DATA PROVIDED.
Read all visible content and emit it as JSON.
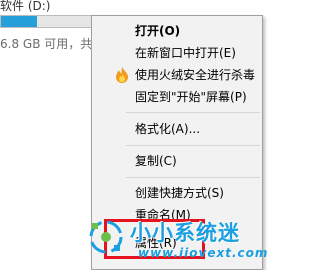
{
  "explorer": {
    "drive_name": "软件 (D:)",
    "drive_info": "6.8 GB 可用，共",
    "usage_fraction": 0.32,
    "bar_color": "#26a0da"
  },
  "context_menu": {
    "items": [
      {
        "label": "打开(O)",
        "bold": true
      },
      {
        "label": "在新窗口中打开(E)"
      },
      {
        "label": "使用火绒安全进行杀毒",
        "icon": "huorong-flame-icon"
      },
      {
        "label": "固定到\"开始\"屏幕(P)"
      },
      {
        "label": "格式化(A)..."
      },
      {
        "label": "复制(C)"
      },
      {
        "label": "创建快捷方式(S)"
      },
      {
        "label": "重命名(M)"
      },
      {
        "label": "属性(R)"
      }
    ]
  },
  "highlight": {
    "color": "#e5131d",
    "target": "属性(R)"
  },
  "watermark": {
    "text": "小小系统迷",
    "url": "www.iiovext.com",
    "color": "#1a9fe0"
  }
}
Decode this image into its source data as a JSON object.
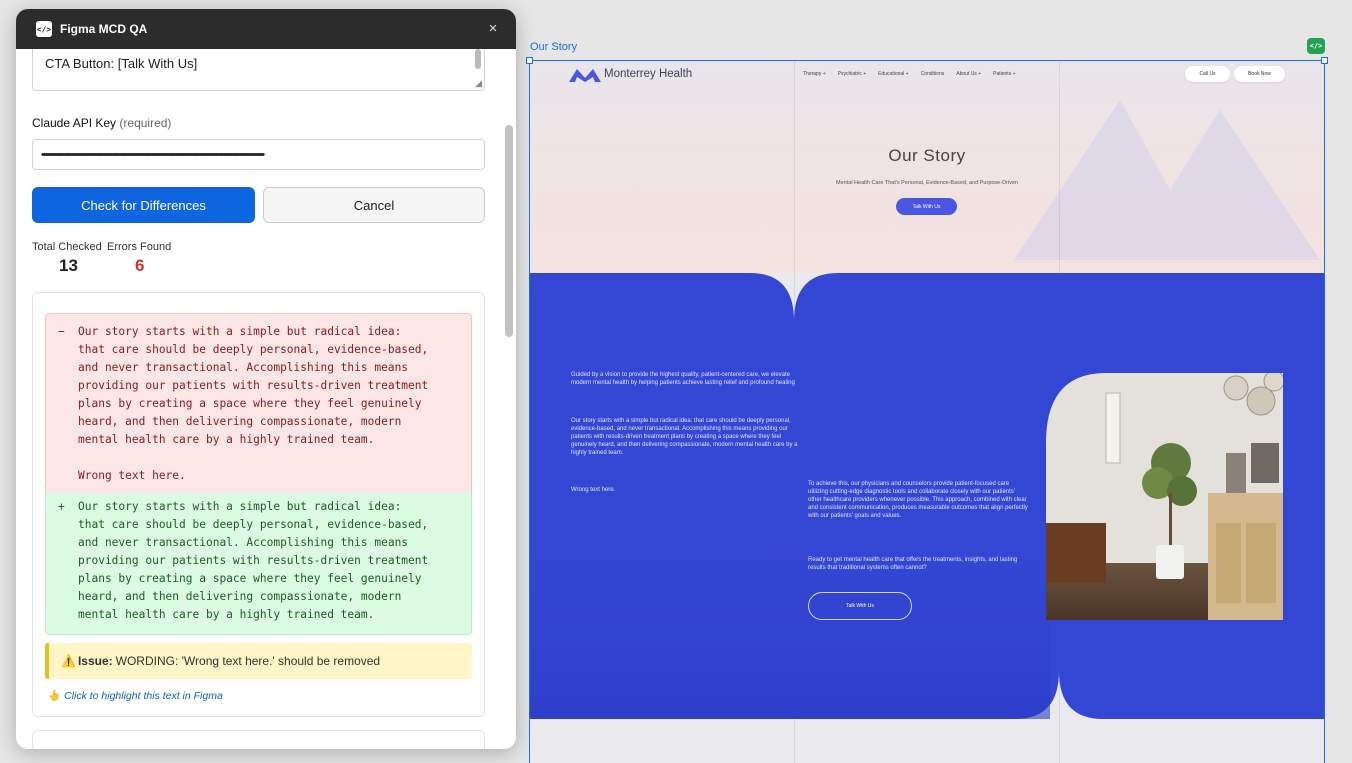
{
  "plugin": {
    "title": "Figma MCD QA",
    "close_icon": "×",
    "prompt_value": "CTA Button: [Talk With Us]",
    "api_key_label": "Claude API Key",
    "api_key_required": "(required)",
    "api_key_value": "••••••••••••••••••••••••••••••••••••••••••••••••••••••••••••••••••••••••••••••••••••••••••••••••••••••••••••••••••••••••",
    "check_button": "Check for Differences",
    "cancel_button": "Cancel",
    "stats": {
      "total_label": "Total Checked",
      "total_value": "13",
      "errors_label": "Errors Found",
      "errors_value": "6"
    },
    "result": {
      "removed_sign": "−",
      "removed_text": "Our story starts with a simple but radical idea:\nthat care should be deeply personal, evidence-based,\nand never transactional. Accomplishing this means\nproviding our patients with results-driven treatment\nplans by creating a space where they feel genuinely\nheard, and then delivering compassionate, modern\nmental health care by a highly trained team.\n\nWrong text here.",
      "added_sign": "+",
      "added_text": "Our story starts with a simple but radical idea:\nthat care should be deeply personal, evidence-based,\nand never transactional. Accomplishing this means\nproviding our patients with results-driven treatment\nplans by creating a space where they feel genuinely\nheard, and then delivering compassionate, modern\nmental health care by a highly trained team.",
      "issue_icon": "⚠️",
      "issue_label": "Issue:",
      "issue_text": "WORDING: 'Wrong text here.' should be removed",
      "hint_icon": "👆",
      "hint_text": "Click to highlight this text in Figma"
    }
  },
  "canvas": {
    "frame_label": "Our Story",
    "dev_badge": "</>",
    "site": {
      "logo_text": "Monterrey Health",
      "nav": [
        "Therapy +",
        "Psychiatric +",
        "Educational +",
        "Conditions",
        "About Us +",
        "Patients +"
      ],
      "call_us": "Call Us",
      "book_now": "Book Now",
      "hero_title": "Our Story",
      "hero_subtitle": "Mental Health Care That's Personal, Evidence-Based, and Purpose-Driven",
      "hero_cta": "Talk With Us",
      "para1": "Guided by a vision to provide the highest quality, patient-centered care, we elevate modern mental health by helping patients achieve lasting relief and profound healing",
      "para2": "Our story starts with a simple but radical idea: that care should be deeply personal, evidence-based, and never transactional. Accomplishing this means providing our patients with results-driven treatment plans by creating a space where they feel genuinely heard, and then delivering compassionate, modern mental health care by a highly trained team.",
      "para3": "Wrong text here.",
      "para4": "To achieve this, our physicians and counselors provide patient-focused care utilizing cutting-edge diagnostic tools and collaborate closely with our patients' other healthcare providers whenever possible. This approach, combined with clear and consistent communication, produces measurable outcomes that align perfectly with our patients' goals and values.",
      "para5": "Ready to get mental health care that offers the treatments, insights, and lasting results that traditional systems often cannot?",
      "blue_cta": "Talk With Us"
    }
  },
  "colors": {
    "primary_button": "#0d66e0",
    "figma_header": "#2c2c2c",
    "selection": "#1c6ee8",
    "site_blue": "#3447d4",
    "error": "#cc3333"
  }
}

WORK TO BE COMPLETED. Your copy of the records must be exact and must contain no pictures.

SOLUTION FOR THIS EXERCISE.
Read all visible content and emit it as JSON.
{
  "explorer": {
    "drive_name": "软件 (D:)",
    "drive_info": "6.8 GB 可用，共",
    "usage_fraction": 0.32,
    "bar_color": "#26a0da"
  },
  "context_menu": {
    "items": [
      {
        "label": "打开(O)",
        "bold": true
      },
      {
        "label": "在新窗口中打开(E)"
      },
      {
        "label": "使用火绒安全进行杀毒",
        "icon": "huorong-flame-icon"
      },
      {
        "label": "固定到\"开始\"屏幕(P)"
      },
      {
        "label": "格式化(A)..."
      },
      {
        "label": "复制(C)"
      },
      {
        "label": "创建快捷方式(S)"
      },
      {
        "label": "重命名(M)"
      },
      {
        "label": "属性(R)"
      }
    ]
  },
  "highlight": {
    "color": "#e5131d",
    "target": "属性(R)"
  },
  "watermark": {
    "text": "小小系统迷",
    "url": "www.iiovext.com",
    "color": "#1a9fe0"
  }
}
Decode this image into its source data as a JSON object.
{
  "plugin": {
    "title": "Figma MCD QA",
    "close_icon": "×",
    "prompt_value": "CTA Button: [Talk With Us]",
    "api_key_label": "Claude API Key",
    "api_key_required": "(required)",
    "api_key_value": "••••••••••••••••••••••••••••••••••••••••••••••••••••••••••••••••••••••••••••••••••••••••••••••••••••••••••••••••••••••••",
    "check_button": "Check for Differences",
    "cancel_button": "Cancel",
    "stats": {
      "total_label": "Total Checked",
      "total_value": "13",
      "errors_label": "Errors Found",
      "errors_value": "6"
    },
    "result": {
      "removed_sign": "−",
      "removed_text": "Our story starts with a simple but radical idea:\nthat care should be deeply personal, evidence-based,\nand never transactional. Accomplishing this means\nproviding our patients with results-driven treatment\nplans by creating a space where they feel genuinely\nheard, and then delivering compassionate, modern\nmental health care by a highly trained team.\n\nWrong text here.",
      "added_sign": "+",
      "added_text": "Our story starts with a simple but radical idea:\nthat care should be deeply personal, evidence-based,\nand never transactional. Accomplishing this means\nproviding our patients with results-driven treatment\nplans by creating a space where they feel genuinely\nheard, and then delivering compassionate, modern\nmental health care by a highly trained team.",
      "issue_icon": "⚠️",
      "issue_label": "Issue:",
      "issue_text": "WORDING: 'Wrong text here.' should be removed",
      "hint_icon": "👆",
      "hint_text": "Click to highlight this text in Figma"
    }
  },
  "canvas": {
    "frame_label": "Our Story",
    "dev_badge": "</>",
    "site": {
      "logo_text": "Monterrey Health",
      "nav": [
        "Therapy +",
        "Psychiatric +",
        "Educational +",
        "Conditions",
        "About Us +",
        "Patients +"
      ],
      "call_us": "Call Us",
      "book_now": "Book Now",
      "hero_title": "Our Story",
      "hero_subtitle": "Mental Health Care That's Personal, Evidence-Based, and Purpose-Driven",
      "hero_cta": "Talk With Us",
      "para1": "Guided by a vision to provide the highest quality, patient-centered care, we elevate modern mental health by helping patients achieve lasting relief and profound healing",
      "para2": "Our story starts with a simple but radical idea: that care should be deeply personal, evidence-based, and never transactional. Accomplishing this means providing our patients with results-driven treatment plans by creating a space where they feel genuinely heard, and then delivering compassionate, modern mental health care by a highly trained team.",
      "para3": "Wrong text here.",
      "para4": "To achieve this, our physicians and counselors provide patient-focused care utilizing cutting-edge diagnostic tools and collaborate closely with our patients' other healthcare providers whenever possible. This approach, combined with clear and consistent communication, produces measurable outcomes that align perfectly with our patients' goals and values.",
      "para5": "Ready to get mental health care that offers the treatments, insights, and lasting results that traditional systems often cannot?",
      "blue_cta": "Talk With Us"
    }
  },
  "colors": {
    "primary_button": "#0d66e0",
    "figma_header": "#2c2c2c",
    "selection": "#1c6ee8",
    "site_blue": "#3447d4",
    "error": "#cc3333"
  }
}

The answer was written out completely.